Look through the records that follow. Copy every line containing the word "little".

Entries from a dataset of interfaces.
────────────────

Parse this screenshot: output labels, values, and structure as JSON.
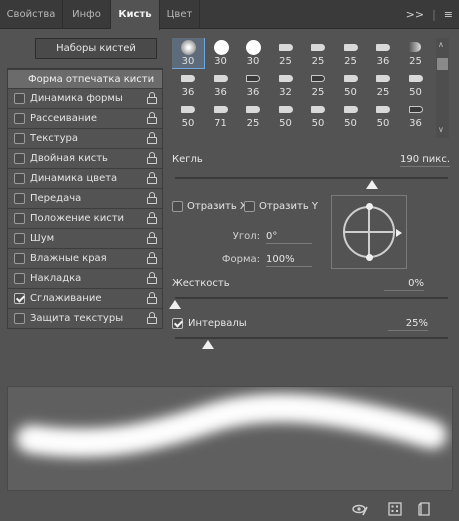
{
  "tabs": [
    {
      "label": "Свойства",
      "active": false
    },
    {
      "label": "Инфо",
      "active": false
    },
    {
      "label": "Кисть",
      "active": true
    },
    {
      "label": "Цвет",
      "active": false
    }
  ],
  "tabbar_icons": {
    "collapse": ">>",
    "menu": "≡"
  },
  "presets_button": "Наборы кистей",
  "left_panel": {
    "header": "Форма отпечатка кисти",
    "items": [
      {
        "label": "Динамика формы",
        "checked": false
      },
      {
        "label": "Рассеивание",
        "checked": false
      },
      {
        "label": "Текстура",
        "checked": false
      },
      {
        "label": "Двойная кисть",
        "checked": false
      },
      {
        "label": "Динамика цвета",
        "checked": false
      },
      {
        "label": "Передача",
        "checked": false
      },
      {
        "label": "Положение кисти",
        "checked": false
      },
      {
        "label": "Шум",
        "checked": false
      },
      {
        "label": "Влажные края",
        "checked": false
      },
      {
        "label": "Накладка",
        "checked": false
      },
      {
        "label": "Сглаживание",
        "checked": true
      },
      {
        "label": "Защита текстуры",
        "checked": false
      }
    ]
  },
  "brush_grid": {
    "selected_index": 0,
    "rows": [
      [
        {
          "size": "30",
          "kind": "soft"
        },
        {
          "size": "30",
          "kind": "hard"
        },
        {
          "size": "30",
          "kind": "hard"
        },
        {
          "size": "25",
          "kind": "tip"
        },
        {
          "size": "25",
          "kind": "tip"
        },
        {
          "size": "25",
          "kind": "tip"
        },
        {
          "size": "36",
          "kind": "tip"
        },
        {
          "size": "25",
          "kind": "fan"
        }
      ],
      [
        {
          "size": "36",
          "kind": "tip"
        },
        {
          "size": "36",
          "kind": "tip"
        },
        {
          "size": "36",
          "kind": "dark"
        },
        {
          "size": "32",
          "kind": "tip"
        },
        {
          "size": "25",
          "kind": "dark"
        },
        {
          "size": "50",
          "kind": "tip"
        },
        {
          "size": "25",
          "kind": "tip"
        },
        {
          "size": "50",
          "kind": "tip"
        }
      ],
      [
        {
          "size": "50",
          "kind": "tip"
        },
        {
          "size": "71",
          "kind": "tip"
        },
        {
          "size": "25",
          "kind": "tip"
        },
        {
          "size": "50",
          "kind": "tip"
        },
        {
          "size": "50",
          "kind": "tip"
        },
        {
          "size": "50",
          "kind": "tip"
        },
        {
          "size": "50",
          "kind": "tip"
        },
        {
          "size": "36",
          "kind": "dark"
        }
      ]
    ]
  },
  "size": {
    "label": "Кегль",
    "value": "190 пикс.",
    "slider_fraction": 0.72
  },
  "flip_x": {
    "label": "Отразить X",
    "checked": false
  },
  "flip_y": {
    "label": "Отразить Y",
    "checked": false
  },
  "angle": {
    "label": "Угол:",
    "value": "0°"
  },
  "roundness": {
    "label": "Форма:",
    "value": "100%"
  },
  "hardness": {
    "label": "Жесткость",
    "value": "0%",
    "slider_fraction": 0.0
  },
  "spacing": {
    "label": "Интервалы",
    "value": "25%",
    "checked": true,
    "slider_fraction": 0.12
  },
  "bottom_icons": [
    "eye-brush-icon",
    "grid-icon",
    "new-preset-icon"
  ]
}
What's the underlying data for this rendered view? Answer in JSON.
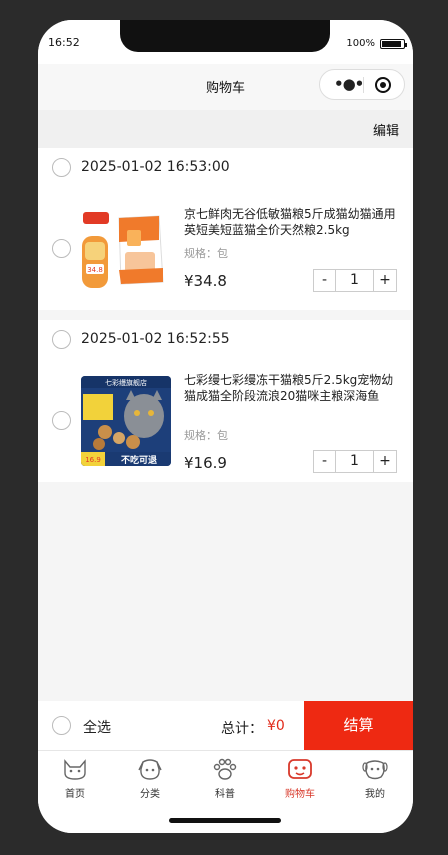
{
  "status": {
    "time": "16:52",
    "battery": "100%"
  },
  "navbar": {
    "title": "购物车"
  },
  "edit_label": "编辑",
  "cart": [
    {
      "date": "2025-01-02 16:53:00",
      "title": "京七鲜肉无谷低敏猫粮5斤成猫幼猫通用英短美短蓝猫全价天然粮2.5kg",
      "spec": "规格：包",
      "price": "¥34.8",
      "qty": "1",
      "stepper_minus": "-",
      "stepper_plus": "+",
      "image_label": "34.8"
    },
    {
      "date": "2025-01-02 16:52:55",
      "title": "七彩缦七彩缦冻干猫粮5斤2.5kg宠物幼猫成猫全阶段流浪20猫咪主粮深海鱼",
      "spec": "规格：包",
      "price": "¥16.9",
      "qty": "1",
      "stepper_minus": "-",
      "stepper_plus": "+",
      "image_label_top": "七彩缦旗舰店",
      "image_label_bottom": "不吃可退",
      "image_label_price": "16.9"
    }
  ],
  "footer": {
    "select_all": "全选",
    "total_label": "总计：",
    "total_value": "¥0",
    "checkout": "结算"
  },
  "tabs": [
    {
      "label": "首页",
      "icon": "cat-icon"
    },
    {
      "label": "分类",
      "icon": "dog-icon"
    },
    {
      "label": "科普",
      "icon": "paw-icon"
    },
    {
      "label": "购物车",
      "icon": "cart-icon",
      "active": true
    },
    {
      "label": "我的",
      "icon": "puppy-icon"
    }
  ],
  "colors": {
    "accent": "#ee2912",
    "price_red": "#e22b1b",
    "active_tab": "#d8392b"
  }
}
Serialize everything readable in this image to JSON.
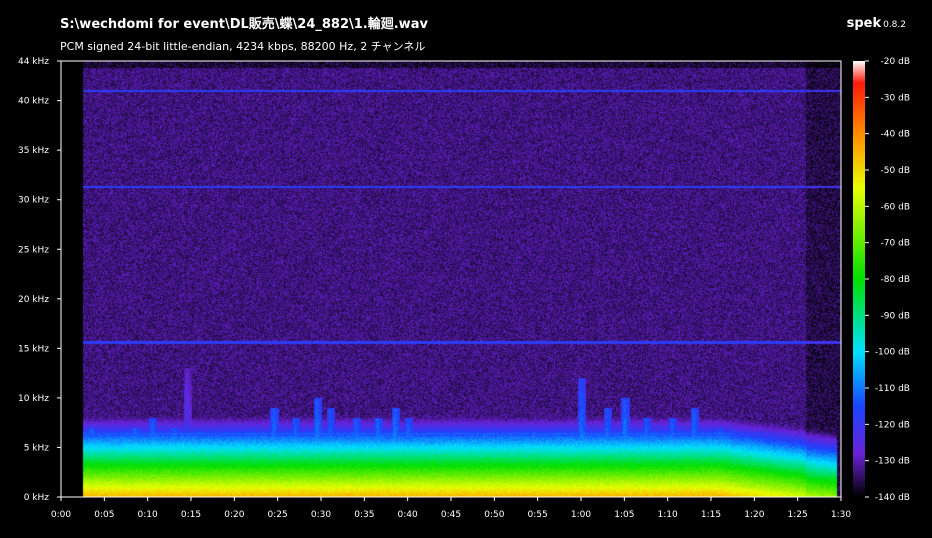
{
  "header": {
    "file_path": "S:\\wechdomi for event\\DL販売\\蝶\\24_882\\1.輪廻.wav",
    "format": "PCM signed 24-bit little-endian, 4234 kbps, 88200 Hz, 2 チャンネル",
    "app_name": "spek",
    "app_version": "0.8.2"
  },
  "chart_data": {
    "type": "heatmap",
    "title": "S:\\wechdomi for event\\DL販売\\蝶\\24_882\\1.輪廻.wav",
    "subtitle": "PCM signed 24-bit little-endian, 4234 kbps, 88200 Hz, 2 チャンネル",
    "x_axis": {
      "unit": "seconds",
      "range": [
        0,
        90
      ],
      "ticks": [
        0,
        5,
        10,
        15,
        20,
        25,
        30,
        35,
        40,
        45,
        50,
        55,
        60,
        65,
        70,
        75,
        80,
        85,
        90
      ],
      "tick_labels": [
        "0:00",
        "0:05",
        "0:10",
        "0:15",
        "0:20",
        "0:25",
        "0:30",
        "0:35",
        "0:40",
        "0:45",
        "0:50",
        "0:55",
        "1:00",
        "1:05",
        "1:10",
        "1:15",
        "1:20",
        "1:25",
        "1:30"
      ]
    },
    "y_axis": {
      "unit": "kHz",
      "range": [
        0,
        44
      ],
      "ticks": [
        0,
        5,
        10,
        15,
        20,
        25,
        30,
        35,
        40,
        44
      ],
      "tick_labels": [
        "0 kHz",
        "5 kHz",
        "10 kHz",
        "15 kHz",
        "20 kHz",
        "25 kHz",
        "30 kHz",
        "35 kHz",
        "40 kHz",
        "44 kHz"
      ]
    },
    "color_scale": {
      "unit": "dB",
      "range": [
        -140,
        -20
      ],
      "ticks": [
        -20,
        -30,
        -40,
        -50,
        -60,
        -70,
        -80,
        -90,
        -100,
        -110,
        -120,
        -130,
        -140
      ],
      "tick_labels": [
        "-20 dB",
        "-30 dB",
        "-40 dB",
        "-50 dB",
        "-60 dB",
        "-70 dB",
        "-80 dB",
        "-90 dB",
        "-100 dB",
        "-110 dB",
        "-120 dB",
        "-130 dB",
        "-140 dB"
      ],
      "stops": [
        {
          "db": -20,
          "color": "#ffffff"
        },
        {
          "db": -26,
          "color": "#ff1a0a"
        },
        {
          "db": -42,
          "color": "#ff9a00"
        },
        {
          "db": -55,
          "color": "#e8ff00"
        },
        {
          "db": -80,
          "color": "#00e000"
        },
        {
          "db": -100,
          "color": "#00e0ff"
        },
        {
          "db": -115,
          "color": "#1a44ff"
        },
        {
          "db": -128,
          "color": "#6a22d8"
        },
        {
          "db": -140,
          "color": "#000000"
        }
      ]
    },
    "spectrum": {
      "background_db": -133,
      "sample_rate_lines_khz": [
        15.6,
        31.3,
        41
      ],
      "loud_events": [
        {
          "t": 3.5,
          "top_khz": 7,
          "db": -104
        },
        {
          "t": 6,
          "top_khz": 5,
          "db": -108
        },
        {
          "t": 8.5,
          "top_khz": 7,
          "db": -104
        },
        {
          "t": 10.5,
          "top_khz": 8,
          "db": -104
        },
        {
          "t": 13,
          "top_khz": 7,
          "db": -104
        },
        {
          "t": 14.5,
          "top_khz": 13,
          "db": -112
        },
        {
          "t": 17.5,
          "top_khz": 6,
          "db": -106
        },
        {
          "t": 21,
          "top_khz": 5,
          "db": -110
        },
        {
          "t": 24.5,
          "top_khz": 9,
          "db": -103
        },
        {
          "t": 27,
          "top_khz": 8,
          "db": -104
        },
        {
          "t": 29.5,
          "top_khz": 10,
          "db": -102
        },
        {
          "t": 31,
          "top_khz": 9,
          "db": -104
        },
        {
          "t": 34,
          "top_khz": 8,
          "db": -104
        },
        {
          "t": 36.5,
          "top_khz": 8,
          "db": -103
        },
        {
          "t": 38.5,
          "top_khz": 9,
          "db": -102
        },
        {
          "t": 40,
          "top_khz": 8,
          "db": -104
        },
        {
          "t": 43,
          "top_khz": 6,
          "db": -106
        },
        {
          "t": 47.5,
          "top_khz": 6,
          "db": -107
        },
        {
          "t": 51,
          "top_khz": 5,
          "db": -109
        },
        {
          "t": 60,
          "top_khz": 12,
          "db": -102
        },
        {
          "t": 63,
          "top_khz": 9,
          "db": -104
        },
        {
          "t": 65,
          "top_khz": 10,
          "db": -102
        },
        {
          "t": 67.5,
          "top_khz": 8,
          "db": -104
        },
        {
          "t": 70.5,
          "top_khz": 8,
          "db": -104
        },
        {
          "t": 73,
          "top_khz": 9,
          "db": -103
        },
        {
          "t": 76,
          "top_khz": 7,
          "db": -106
        },
        {
          "t": 79,
          "top_khz": 6,
          "db": -107
        }
      ]
    },
    "grid": false
  }
}
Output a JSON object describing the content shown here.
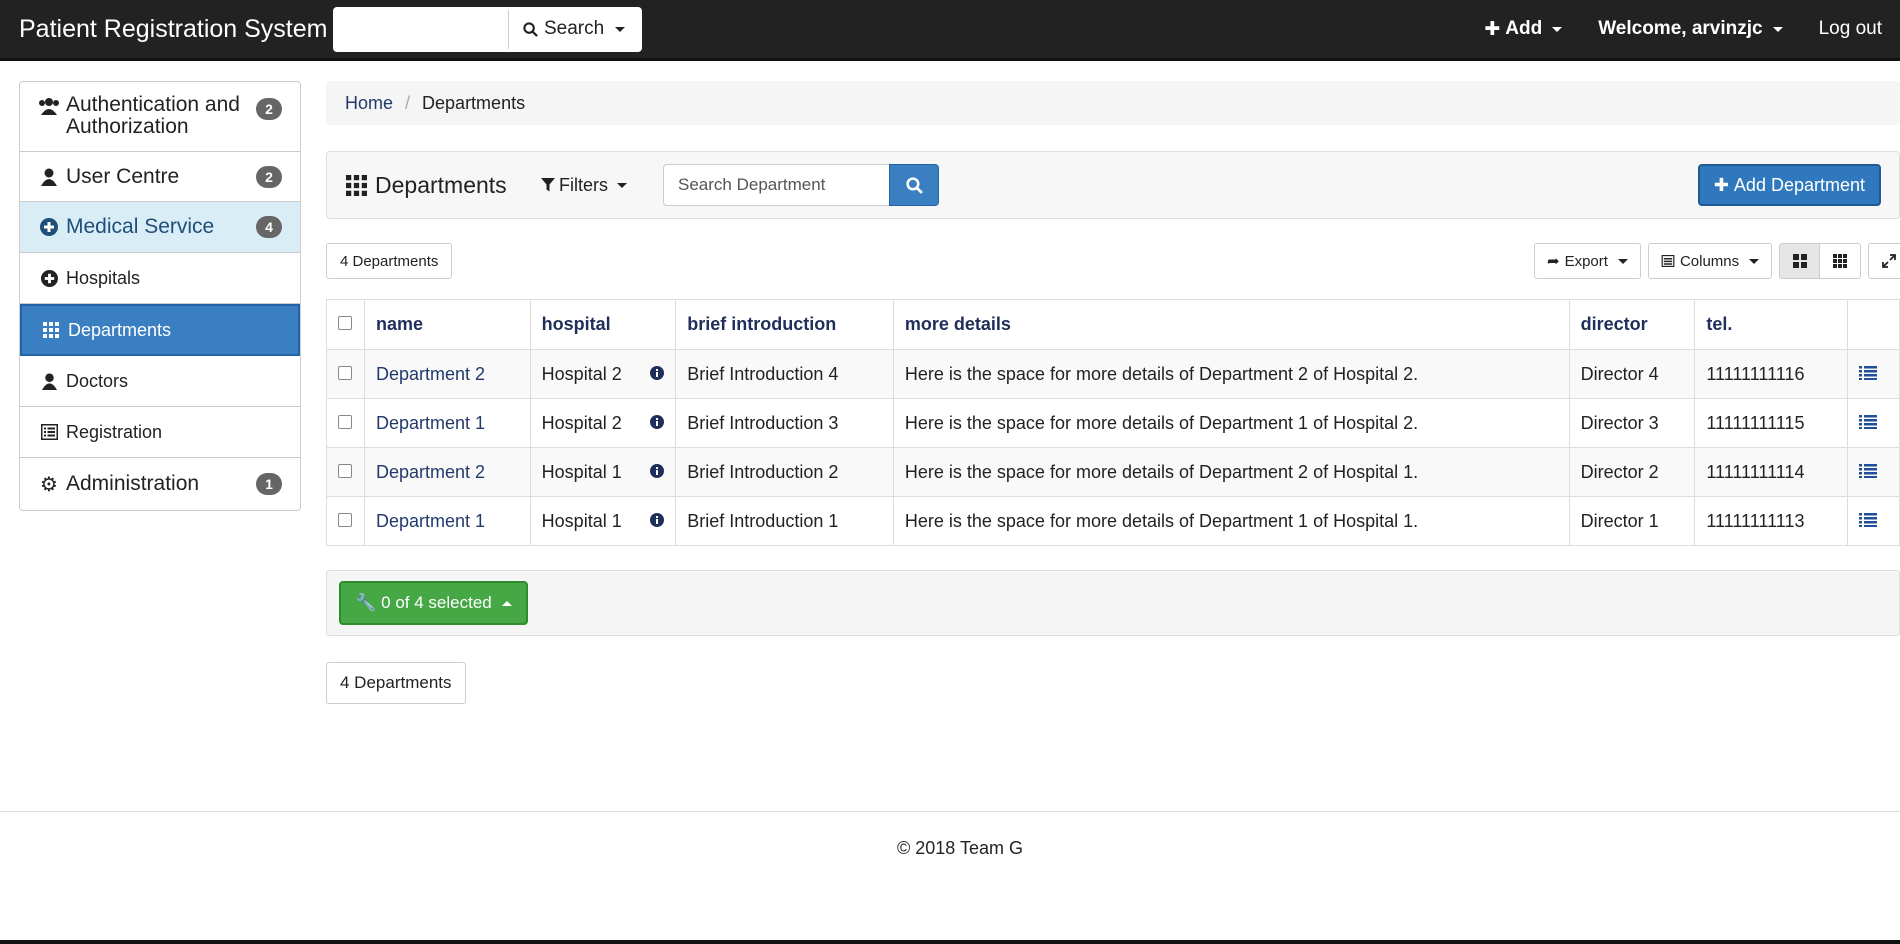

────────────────

Reply.
    "format": "PCM signed 24-bit little-endian, 4234 kbps, 88200 Hz, 2 チャンネル",
    "subtitle": "PCM signed 24-bit little-endian, 4234 kbps, 88200 Hz, 2 チャンネル",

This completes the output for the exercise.